> [Excerpts from an interface dataset]:
========================================================================
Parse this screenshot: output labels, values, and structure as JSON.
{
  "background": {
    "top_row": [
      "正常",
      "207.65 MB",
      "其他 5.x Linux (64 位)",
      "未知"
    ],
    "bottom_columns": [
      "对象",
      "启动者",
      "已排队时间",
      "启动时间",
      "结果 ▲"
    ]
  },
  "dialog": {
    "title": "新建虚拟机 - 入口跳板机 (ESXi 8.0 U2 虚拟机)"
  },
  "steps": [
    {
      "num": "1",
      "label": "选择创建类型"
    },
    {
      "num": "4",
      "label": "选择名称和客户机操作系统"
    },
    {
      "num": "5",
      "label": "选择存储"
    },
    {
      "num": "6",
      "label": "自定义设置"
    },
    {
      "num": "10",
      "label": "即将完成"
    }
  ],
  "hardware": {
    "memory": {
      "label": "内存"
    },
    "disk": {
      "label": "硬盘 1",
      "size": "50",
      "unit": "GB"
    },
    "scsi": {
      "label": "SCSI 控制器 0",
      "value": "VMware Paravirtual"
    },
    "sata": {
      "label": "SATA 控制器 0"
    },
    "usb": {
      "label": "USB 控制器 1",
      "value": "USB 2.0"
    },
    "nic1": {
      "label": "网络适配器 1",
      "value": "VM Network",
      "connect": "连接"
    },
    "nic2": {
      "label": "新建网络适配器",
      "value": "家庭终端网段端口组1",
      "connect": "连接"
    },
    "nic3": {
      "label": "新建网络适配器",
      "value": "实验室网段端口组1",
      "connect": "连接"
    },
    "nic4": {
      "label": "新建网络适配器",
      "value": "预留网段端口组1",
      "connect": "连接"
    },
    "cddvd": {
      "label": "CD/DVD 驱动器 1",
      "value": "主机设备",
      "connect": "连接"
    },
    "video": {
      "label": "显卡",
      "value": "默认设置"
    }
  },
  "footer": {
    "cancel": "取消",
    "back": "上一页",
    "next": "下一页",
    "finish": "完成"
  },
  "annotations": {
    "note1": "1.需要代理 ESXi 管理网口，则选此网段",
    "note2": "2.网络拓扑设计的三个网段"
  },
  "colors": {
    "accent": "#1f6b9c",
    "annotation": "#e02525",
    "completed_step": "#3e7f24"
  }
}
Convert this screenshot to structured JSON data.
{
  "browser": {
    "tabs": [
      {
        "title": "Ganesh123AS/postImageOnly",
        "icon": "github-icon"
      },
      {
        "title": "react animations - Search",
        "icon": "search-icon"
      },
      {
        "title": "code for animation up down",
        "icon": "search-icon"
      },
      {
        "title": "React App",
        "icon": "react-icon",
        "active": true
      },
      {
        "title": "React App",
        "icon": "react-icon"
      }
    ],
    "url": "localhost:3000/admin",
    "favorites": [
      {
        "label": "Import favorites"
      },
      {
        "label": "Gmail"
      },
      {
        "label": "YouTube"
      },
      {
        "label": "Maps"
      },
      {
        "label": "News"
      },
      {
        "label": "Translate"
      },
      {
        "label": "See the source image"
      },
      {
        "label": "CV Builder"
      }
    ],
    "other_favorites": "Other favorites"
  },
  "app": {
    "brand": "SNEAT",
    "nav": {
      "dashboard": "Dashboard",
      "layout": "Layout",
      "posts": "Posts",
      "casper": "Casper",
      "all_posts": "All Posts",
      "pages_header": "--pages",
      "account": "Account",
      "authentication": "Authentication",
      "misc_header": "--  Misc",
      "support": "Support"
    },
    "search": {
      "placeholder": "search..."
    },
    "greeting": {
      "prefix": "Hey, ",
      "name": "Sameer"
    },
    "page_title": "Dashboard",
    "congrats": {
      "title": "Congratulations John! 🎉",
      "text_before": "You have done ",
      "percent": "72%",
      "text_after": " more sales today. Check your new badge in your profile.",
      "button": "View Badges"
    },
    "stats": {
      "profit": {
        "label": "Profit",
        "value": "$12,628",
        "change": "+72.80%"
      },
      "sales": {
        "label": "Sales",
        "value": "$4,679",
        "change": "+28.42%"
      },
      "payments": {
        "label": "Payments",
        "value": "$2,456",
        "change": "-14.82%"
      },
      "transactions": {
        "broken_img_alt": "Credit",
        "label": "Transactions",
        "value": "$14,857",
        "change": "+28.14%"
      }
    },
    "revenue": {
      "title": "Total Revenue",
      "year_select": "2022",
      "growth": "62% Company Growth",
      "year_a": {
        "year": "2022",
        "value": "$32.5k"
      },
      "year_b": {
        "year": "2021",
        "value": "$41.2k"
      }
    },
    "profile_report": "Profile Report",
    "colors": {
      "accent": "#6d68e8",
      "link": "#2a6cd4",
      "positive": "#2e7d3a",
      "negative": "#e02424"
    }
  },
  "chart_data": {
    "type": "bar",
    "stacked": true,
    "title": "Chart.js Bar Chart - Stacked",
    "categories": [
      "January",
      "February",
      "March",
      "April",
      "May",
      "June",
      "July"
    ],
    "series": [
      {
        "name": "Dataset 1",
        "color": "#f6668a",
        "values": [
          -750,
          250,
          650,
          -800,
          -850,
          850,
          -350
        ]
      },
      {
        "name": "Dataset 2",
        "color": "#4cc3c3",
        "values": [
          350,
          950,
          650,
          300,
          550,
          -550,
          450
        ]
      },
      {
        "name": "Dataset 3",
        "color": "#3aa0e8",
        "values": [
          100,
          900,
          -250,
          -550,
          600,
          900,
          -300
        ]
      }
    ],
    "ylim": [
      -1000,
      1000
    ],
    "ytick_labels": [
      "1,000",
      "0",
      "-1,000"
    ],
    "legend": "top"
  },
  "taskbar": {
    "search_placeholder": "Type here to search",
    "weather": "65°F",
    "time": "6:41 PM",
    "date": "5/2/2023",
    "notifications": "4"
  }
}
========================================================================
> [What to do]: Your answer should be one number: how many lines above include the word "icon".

> [Response to the exercise]: 5